The central story, the rescue of the Americans, is based on a true event. In April 1942, Jimmy Doolittle actually did lead a bombing raid on Japan, but the outcome was very different than the one in Chinese Cinderella and the Secret Dragon Society.

This book is a historical novel and so there is a Historical Note at the end of the book, which I would recommend reading first. It gives a brief history of the author’s family and the Japanese occupation of China and the true events surrounding the bombing of Japan and its cruel aftermath unleashed by the Japanese against the Chinese. In that way, the reader knows what is factual and what has been fabricated by the author.

Despite some of the problems with this novel, I would still highly recommend it. Personally, I think it would be more beneficial for this novel to be read under the guidance of a teacher, given some of the content. There is an extensive teaching guide available on Adeline Yen Mah’s website that would be very useful for that. And it might be interesting to read this fantasy novel in tandem with its biographical counterpart, Chinese Cinderella: the True Story of an Unwanted Daughter.

This book is recommended for readers age 10-14.
This book was purchased for my personal library.

This is book 2 of my East and SouthEast Asia Challenge hosted by Violet Crush


  1. Thanks for a great review.
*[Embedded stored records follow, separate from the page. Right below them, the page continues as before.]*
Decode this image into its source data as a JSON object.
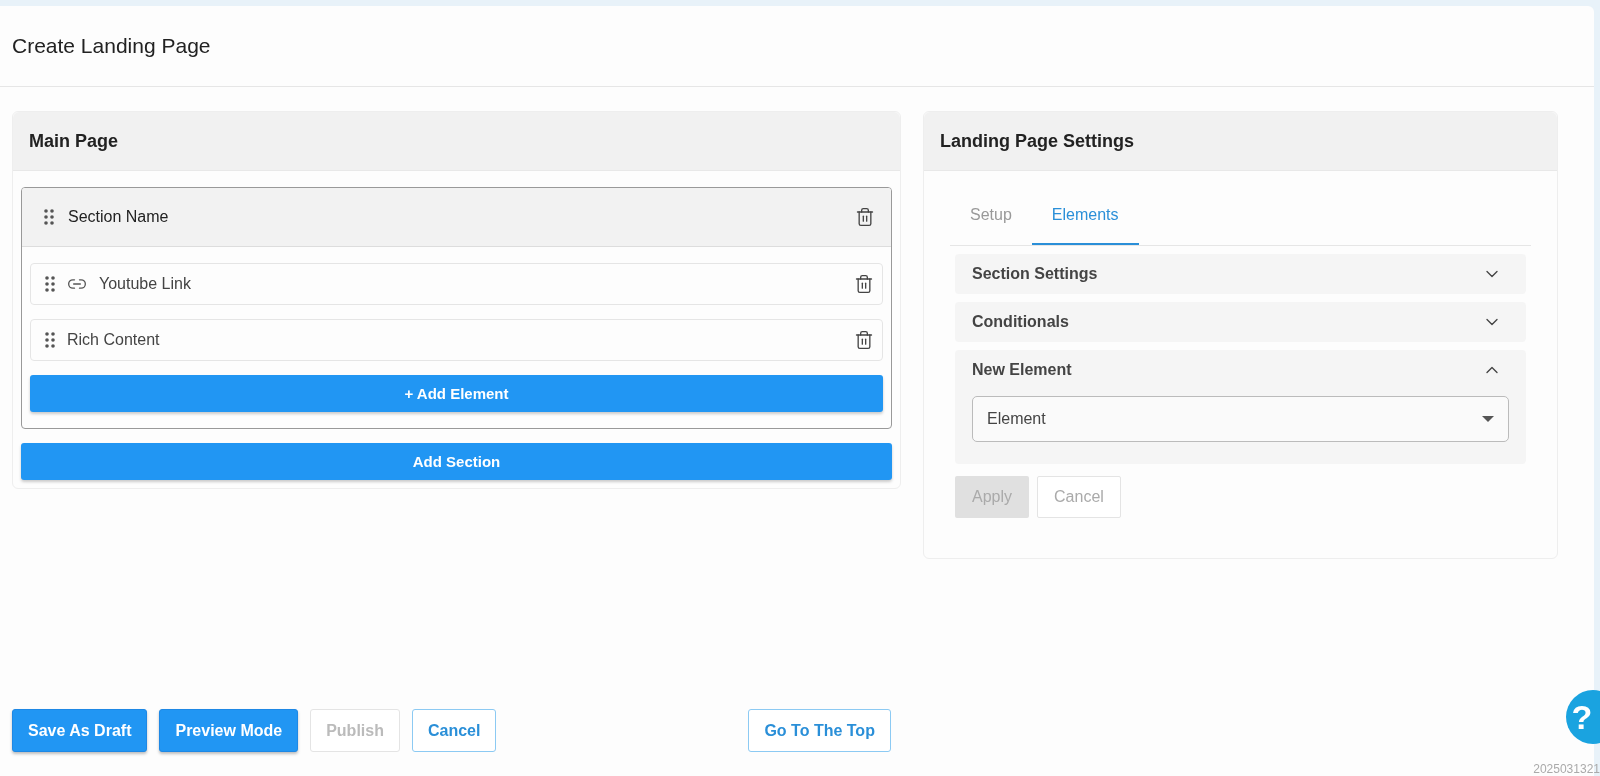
{
  "page": {
    "title": "Create Landing Page"
  },
  "main_panel": {
    "title": "Main Page",
    "section": {
      "name": "Section Name",
      "elements": [
        {
          "label": "Youtube Link",
          "kind": "link"
        },
        {
          "label": "Rich Content",
          "kind": "plain"
        }
      ],
      "add_element_button": "+ Add Element"
    },
    "add_section_button": "Add Section"
  },
  "settings_panel": {
    "title": "Landing Page Settings",
    "tabs": [
      {
        "label": "Setup",
        "selected": false
      },
      {
        "label": "Elements",
        "selected": true
      }
    ],
    "accordions": [
      {
        "title": "Section Settings",
        "expanded": false
      },
      {
        "title": "Conditionals",
        "expanded": false
      },
      {
        "title": "New Element",
        "expanded": true,
        "select_value": "Element"
      }
    ],
    "buttons": [
      {
        "label": "Apply",
        "disabled": true,
        "kind": "filled"
      },
      {
        "label": "Cancel",
        "disabled": true,
        "kind": "outline"
      }
    ]
  },
  "footer_buttons": [
    {
      "label": "Save As Draft",
      "kind": "primary",
      "disabled": false
    },
    {
      "label": "Preview Mode",
      "kind": "primary",
      "disabled": false
    },
    {
      "label": "Publish",
      "kind": "outline",
      "disabled": true
    },
    {
      "label": "Cancel",
      "kind": "outline",
      "disabled": false
    }
  ],
  "top_button": "Go To The Top",
  "help_button": "?",
  "version": "2025031321"
}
This is going in my TBR pile.

  2. +JMJ+

    What an interesting concept! It's not the sort of book I'd expect from the author of Chinese Cinderella, which was unflinching in its portrayal of her abusive childhood, but it's an interesting addition to her ouvre. I can't remember reading whether she had a rich inner life as a girl (as many unhappy children do)--but this book is definitely proof that she understands the power of imagination to keep us from being pulled under by our circumstances.

    The idea of a club of outcasts--all of them completely different and yet fitting in perfectly with each other--fascinates me. I could have used one of those when I was a girl. =P But I'm not too happy to read that the story isn't written to fill in the blanks between the facts of history but has some huge fabrications. =(
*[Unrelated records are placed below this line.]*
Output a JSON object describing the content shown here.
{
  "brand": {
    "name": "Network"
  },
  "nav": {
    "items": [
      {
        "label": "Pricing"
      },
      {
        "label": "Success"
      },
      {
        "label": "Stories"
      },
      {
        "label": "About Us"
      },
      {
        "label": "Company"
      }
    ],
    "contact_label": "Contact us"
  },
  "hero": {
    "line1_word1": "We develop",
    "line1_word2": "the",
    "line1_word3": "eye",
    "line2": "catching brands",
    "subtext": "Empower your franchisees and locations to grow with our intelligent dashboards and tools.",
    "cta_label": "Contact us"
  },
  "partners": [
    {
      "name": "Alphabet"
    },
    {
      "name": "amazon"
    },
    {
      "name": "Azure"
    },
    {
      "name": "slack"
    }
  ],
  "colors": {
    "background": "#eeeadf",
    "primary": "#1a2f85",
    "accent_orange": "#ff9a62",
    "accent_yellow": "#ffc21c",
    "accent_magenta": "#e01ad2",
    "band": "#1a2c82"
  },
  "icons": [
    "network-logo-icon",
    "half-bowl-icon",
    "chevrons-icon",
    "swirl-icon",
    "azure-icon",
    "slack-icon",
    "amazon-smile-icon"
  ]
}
  3. Rebecca, I am glad you want to read this book, I think it is well worth it.
    Enbrethiliel, this is different from the author's ususal book, but I guess like all abused children, it is her fantasy getaway.
    A place where outcasts are no longer outcasts sounds like something I could have used too, but ideally there shouldn't be any outcasts ever anywhere. Unfortunately, there still are.
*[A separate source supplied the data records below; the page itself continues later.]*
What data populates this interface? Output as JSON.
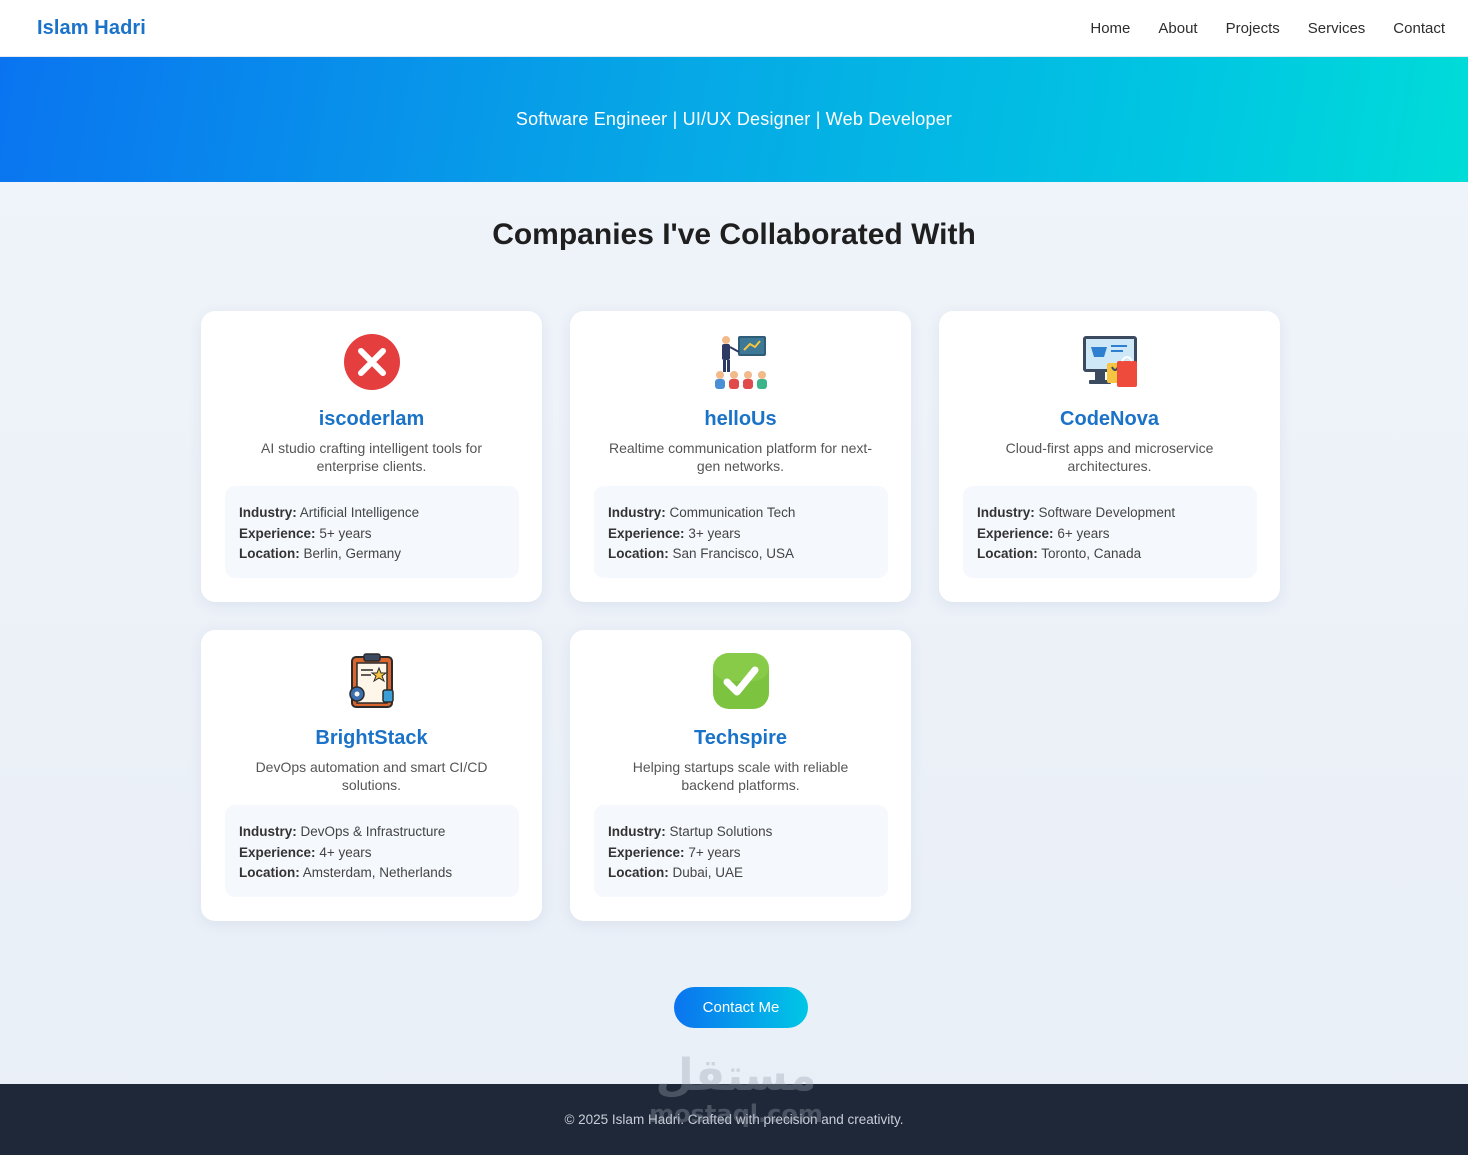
{
  "header": {
    "brand": "Islam Hadri",
    "nav": [
      "Home",
      "About",
      "Projects",
      "Services",
      "Contact"
    ]
  },
  "hero": {
    "tagline": "Software Engineer | UI/UX Designer | Web Developer"
  },
  "section": {
    "title": "Companies I've Collaborated With"
  },
  "labels": {
    "industry": "Industry:",
    "experience": "Experience:",
    "location": "Location:"
  },
  "companies": [
    {
      "name": "iscoderlam",
      "icon": "red-x-circle-icon",
      "description": "AI studio crafting intelligent tools for enterprise clients.",
      "industry": "Artificial Intelligence",
      "experience": "5+ years",
      "location": "Berlin, Germany"
    },
    {
      "name": "helloUs",
      "icon": "presentation-audience-icon",
      "description": "Realtime communication platform for next-gen networks.",
      "industry": "Communication Tech",
      "experience": "3+ years",
      "location": "San Francisco, USA"
    },
    {
      "name": "CodeNova",
      "icon": "online-shopping-monitor-icon",
      "description": "Cloud-first apps and microservice architectures.",
      "industry": "Software Development",
      "experience": "6+ years",
      "location": "Toronto, Canada"
    },
    {
      "name": "BrightStack",
      "icon": "clipboard-gear-icon",
      "description": "DevOps automation and smart CI/CD solutions.",
      "industry": "DevOps & Infrastructure",
      "experience": "4+ years",
      "location": "Amsterdam, Netherlands"
    },
    {
      "name": "Techspire",
      "icon": "green-check-icon",
      "description": "Helping startups scale with reliable backend platforms.",
      "industry": "Startup Solutions",
      "experience": "7+ years",
      "location": "Dubai, UAE"
    }
  ],
  "cta": {
    "label": "Contact Me"
  },
  "footer": {
    "text": "© 2025 Islam Hadri. Crafted with precision and creativity."
  },
  "watermark": {
    "text_ar": "مستقل",
    "text_en": "mostaql.com"
  },
  "colors": {
    "brand": "#1a73c8",
    "hero_start": "#0a74f0",
    "hero_end": "#00dcd8",
    "footer_bg": "#1f2838"
  }
}
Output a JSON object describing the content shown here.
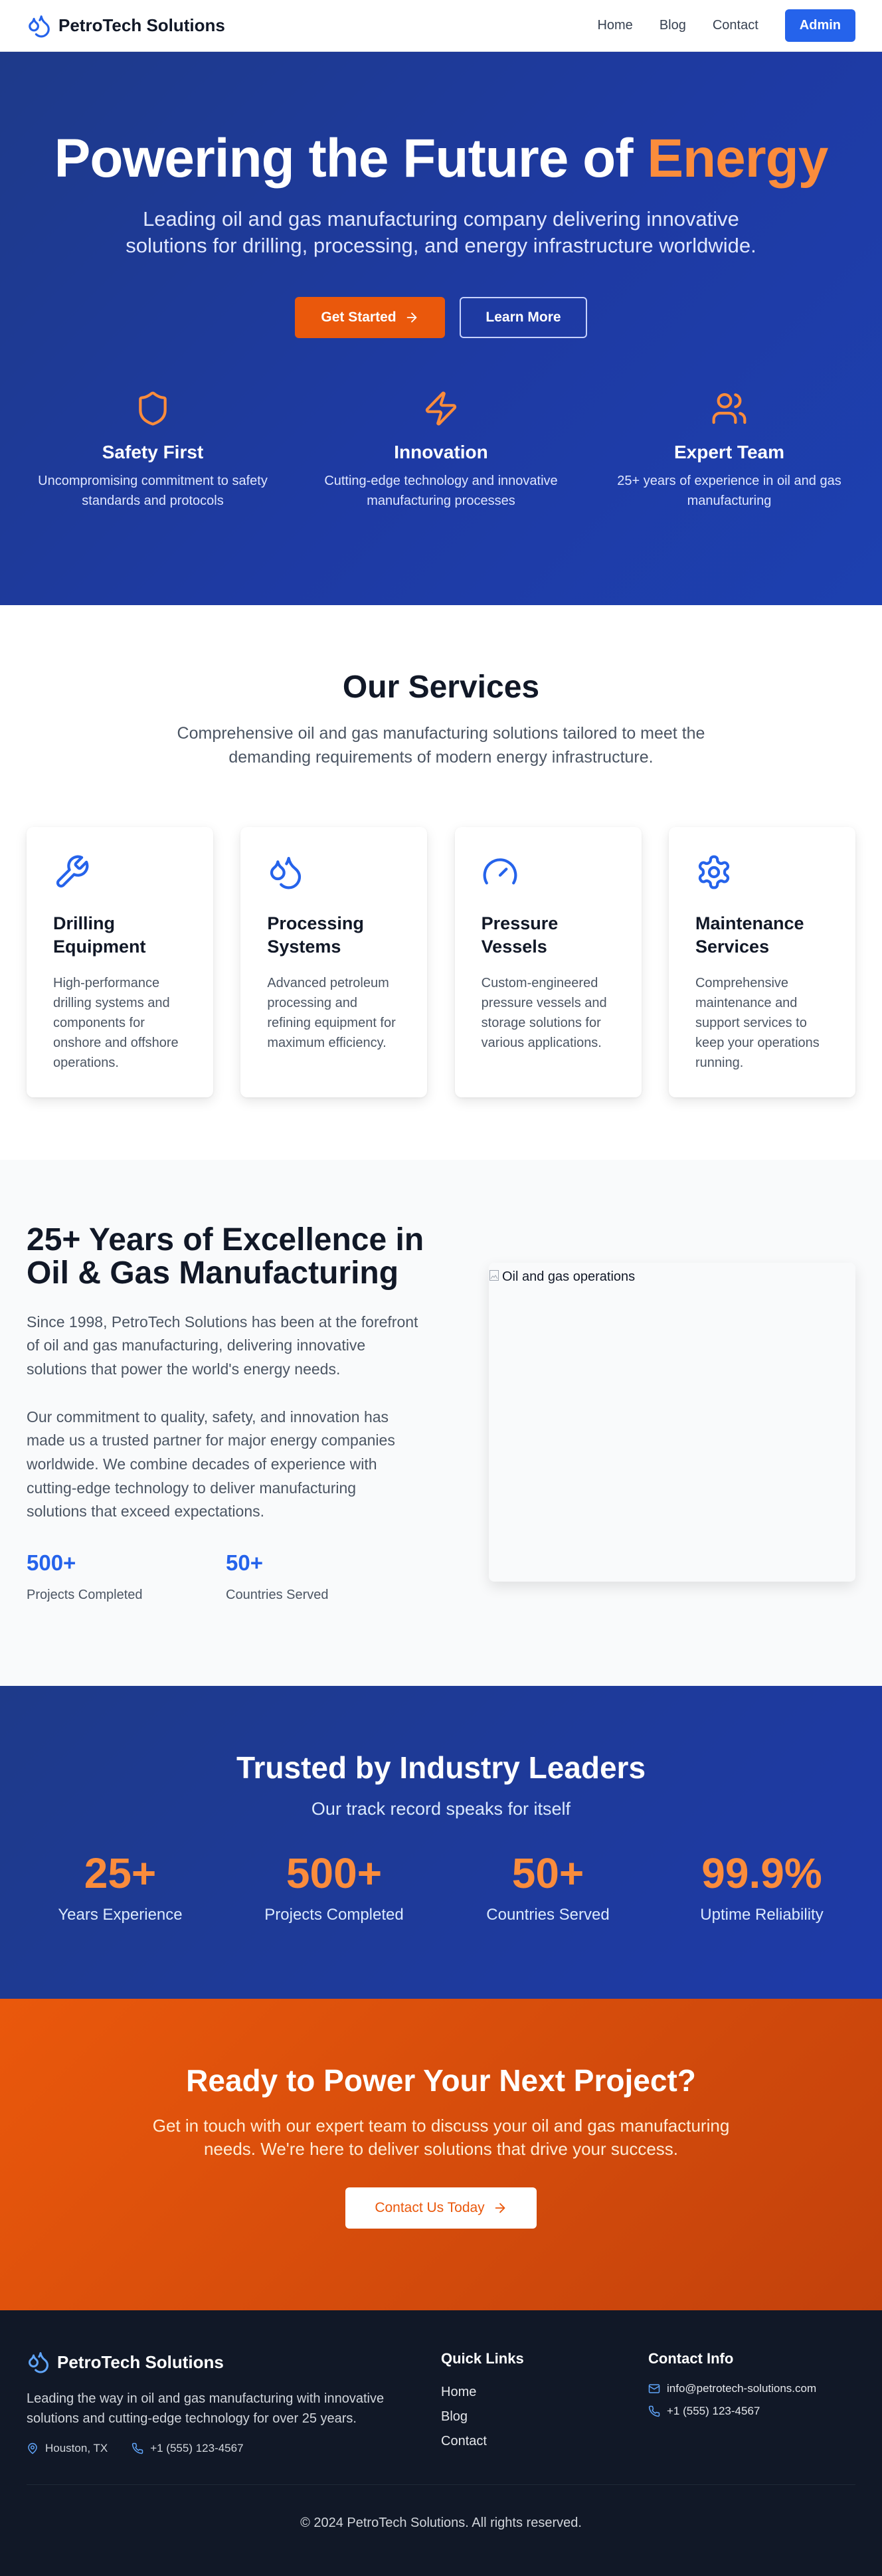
{
  "colors": {
    "brand_blue": "#2563eb",
    "accent_orange": "#fb8c3c",
    "cta_orange": "#ea580c",
    "hero_navy": "#1e3a8a",
    "footer_dark": "#111827"
  },
  "nav": {
    "brand": "PetroTech Solutions",
    "logo_icon": "droplets-icon",
    "links": [
      "Home",
      "Blog",
      "Contact"
    ],
    "admin_label": "Admin"
  },
  "hero": {
    "title_main": "Powering the Future of ",
    "title_accent": "Energy",
    "subtitle": "Leading oil and gas manufacturing company delivering innovative solutions for drilling, processing, and energy infrastructure worldwide.",
    "primary_button": "Get Started",
    "secondary_button": "Learn More",
    "features": [
      {
        "icon": "shield-icon",
        "title": "Safety First",
        "desc": "Uncompromising commitment to safety standards and protocols"
      },
      {
        "icon": "lightning-icon",
        "title": "Innovation",
        "desc": "Cutting-edge technology and innovative manufacturing processes"
      },
      {
        "icon": "users-icon",
        "title": "Expert Team",
        "desc": "25+ years of experience in oil and gas manufacturing"
      }
    ]
  },
  "services": {
    "title": "Our Services",
    "subtitle": "Comprehensive oil and gas manufacturing solutions tailored to meet the demanding requirements of modern energy infrastructure.",
    "cards": [
      {
        "icon": "wrench-icon",
        "title": "Drilling Equipment",
        "desc": "High-performance drilling systems and components for onshore and offshore operations."
      },
      {
        "icon": "droplets-icon",
        "title": "Processing Systems",
        "desc": "Advanced petroleum processing and refining equipment for maximum efficiency."
      },
      {
        "icon": "gauge-icon",
        "title": "Pressure Vessels",
        "desc": "Custom-engineered pressure vessels and storage solutions for various applications."
      },
      {
        "icon": "gear-icon",
        "title": "Maintenance Services",
        "desc": "Comprehensive maintenance and support services to keep your operations running."
      }
    ]
  },
  "about": {
    "title": "25+ Years of Excellence in Oil & Gas Manufacturing",
    "paragraph1": "Since 1998, PetroTech Solutions has been at the forefront of oil and gas manufacturing, delivering innovative solutions that power the world's energy needs.",
    "paragraph2": "Our commitment to quality, safety, and innovation has made us a trusted partner for major energy companies worldwide. We combine decades of experience with cutting-edge technology to deliver manufacturing solutions that exceed expectations.",
    "stats": [
      {
        "value": "500+",
        "label": "Projects Completed"
      },
      {
        "value": "50+",
        "label": "Countries Served"
      }
    ],
    "image_alt": "Oil and gas operations"
  },
  "trusted": {
    "title": "Trusted by Industry Leaders",
    "subtitle": "Our track record speaks for itself",
    "stats": [
      {
        "value": "25+",
        "label": "Years Experience"
      },
      {
        "value": "500+",
        "label": "Projects Completed"
      },
      {
        "value": "50+",
        "label": "Countries Served"
      },
      {
        "value": "99.9%",
        "label": "Uptime Reliability"
      }
    ]
  },
  "cta": {
    "title": "Ready to Power Your Next Project?",
    "subtitle": "Get in touch with our expert team to discuss your oil and gas manufacturing needs. We're here to deliver solutions that drive your success.",
    "button": "Contact Us Today"
  },
  "footer": {
    "brand": "PetroTech Solutions",
    "description": "Leading the way in oil and gas manufacturing with innovative solutions and cutting-edge technology for over 25 years.",
    "location": "Houston, TX",
    "phone": "+1 (555) 123-4567",
    "quick_links_title": "Quick Links",
    "quick_links": [
      "Home",
      "Blog",
      "Contact"
    ],
    "contact_title": "Contact Info",
    "email": "info@petrotech-solutions.com",
    "contact_phone": "+1 (555) 123-4567",
    "copyright": "© 2024 PetroTech Solutions. All rights reserved."
  }
}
  4. I hve been looking for this kind of book.really find intresting and insightful.Everything else you describe, makes it seem like a book I'd love.I loved this book for the beauty of the writing.Such a truly powerful book and a beautiful testament to the impact that mere words can have!
    Accredited High School Diploma Online

  5. wow I have read the first book and it was nice I introduced it to my classmates then they borrowed it from the library this keep them from getting in to hot water (trouble)but in this young age we love it!